Although Avebury has no such orientation, what remains today, though impressive enough, gives little idea of the depth of the ditches or height of the bank of the enclosure. Excavations in the early 20th century revealed the ditch to be originally up to 10 metres deep, which would have meant the removal of some 200,000 tons of chalk. All this by using antlers for picks and shoulder bones for shovels, some of which were left in the ditch after the labour. Within the bank and ditch stood a ring of stones and, within that, two concentric rings of stones each with another ring within it. All this was put together within a few hundred years after the construction of West Kennet long barrow and the Windmill Hill enclosure. The amount of work involved, stretching over several hundred years, implies that this was an important site for many hundreds of people, but we do not know why. One thing these artefacts imply is that, by the Neolithic if not in earlier Stone Age periods, spirituality, as much as domestic life, was a communal activity.
The great builders of the Stone Age, like the great artists, leave us with nothing but mysteries: how did they create what they did and for what purposes? What did the art of the Stone Age mean to those who made it and those who used it? What did the geometric symbols convey, or the female figures?
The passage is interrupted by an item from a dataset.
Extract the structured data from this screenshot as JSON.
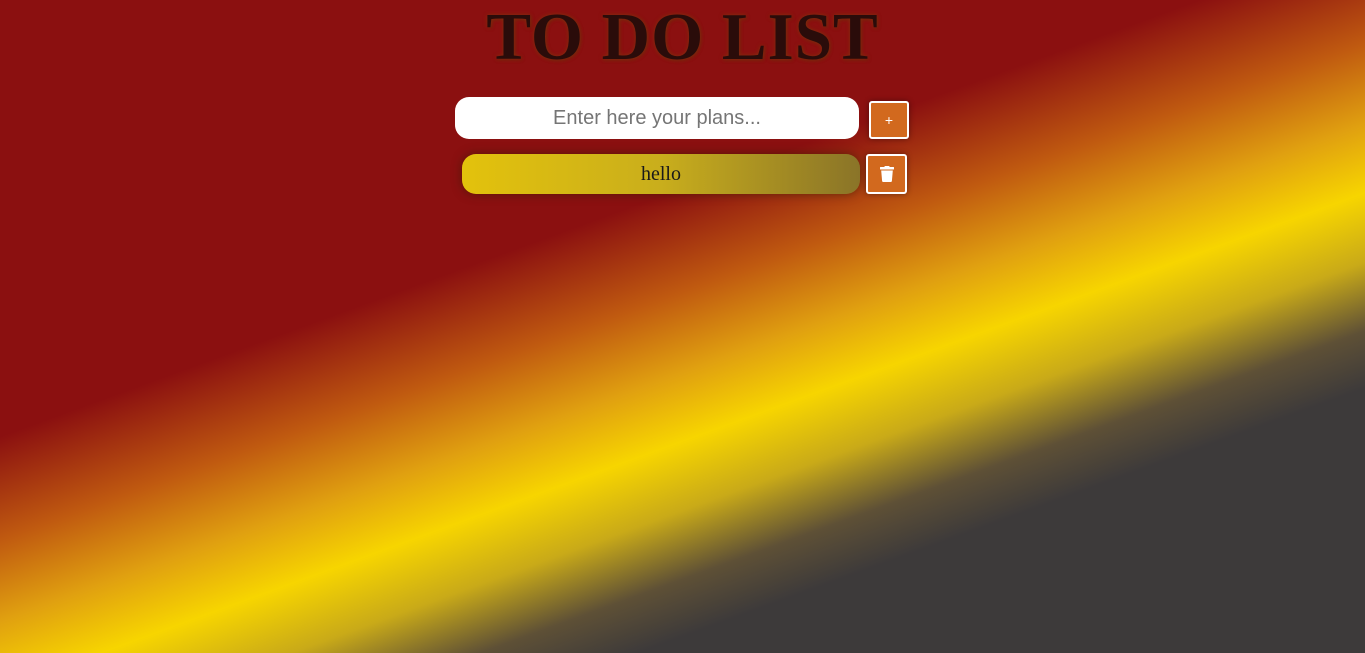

How could a people measure sunrise and sunset at certain times of the year that we now reckon to be solstices and equinoxes so precisely that they could, over many years, build structures that show us still that their intention was to celebrate that particular time?
Whatever else the constructions of the Neolithic show us, it is that these were human beings just like us, sharing the same needs and the same ideas about how to make life comfortable, or a wonder about what more there is than day to day life. They may not have left us a handbook about Stone Age cultural values, religion and building techniques, but what they have left us can still show us that they are as skilled and gifted as any craftsman or artist today, and perhaps they could teach us a thing or two about communal work and resolving problems in the face of limited resources.
Attributionssaddle quern image: By Claire H. [CC BY-SA 2.0 (http://creativecommons.org/licenses/by-sa/2.0)], via Wikimedia Commons
rock art: Autor HTO (Üleslaadija oma töö (own photo)) [Public domain], Wikimedia Commonsi kaudu
rhino picture: By Inocybe at French Wikipedia [Public domain or Public domain], via Wikimedia Commons.
pottery picture: By Bullenwächter [CC BY-SA 3.0 (http://creativecommons.org/licenses/by-sa/3.0)], via Wikimedia Commons.
replica of Sweet Track image: By Geof Sheppard (Own work) [CC BY-SA 3.0 (http://creativecommons.org/licenses/by-sa/3.0) or GFDL (http://www.gnu.org/copyleft/fdl.html)], via Wikimedia Commons
Skara Brae photo: By Renata at English Wikipedia (Created by Renata) [Public domain], via Wikimedia Commons
Bow Drill: By Reddi (user) who released it to Wikimedia under GFDL [CC BY 3.0], via Wikimedia Commons The 'Red Lady' image: Ethan Doyle White at English Wikipedia [CC BY-SA 3.0 (http://creativecommons.org/licenses/by-sa/3.0)], via Wikimedia Commons.
Avebury: By Diliff (Own work) [CC BY-SA 3.0 (http://creativecommons.org/licenses/by-sa/3.0) or GFDL (http://www.gnu.org/copyleft/fdl.html)], via Wikimedia Commons
© Alexa Duir 2008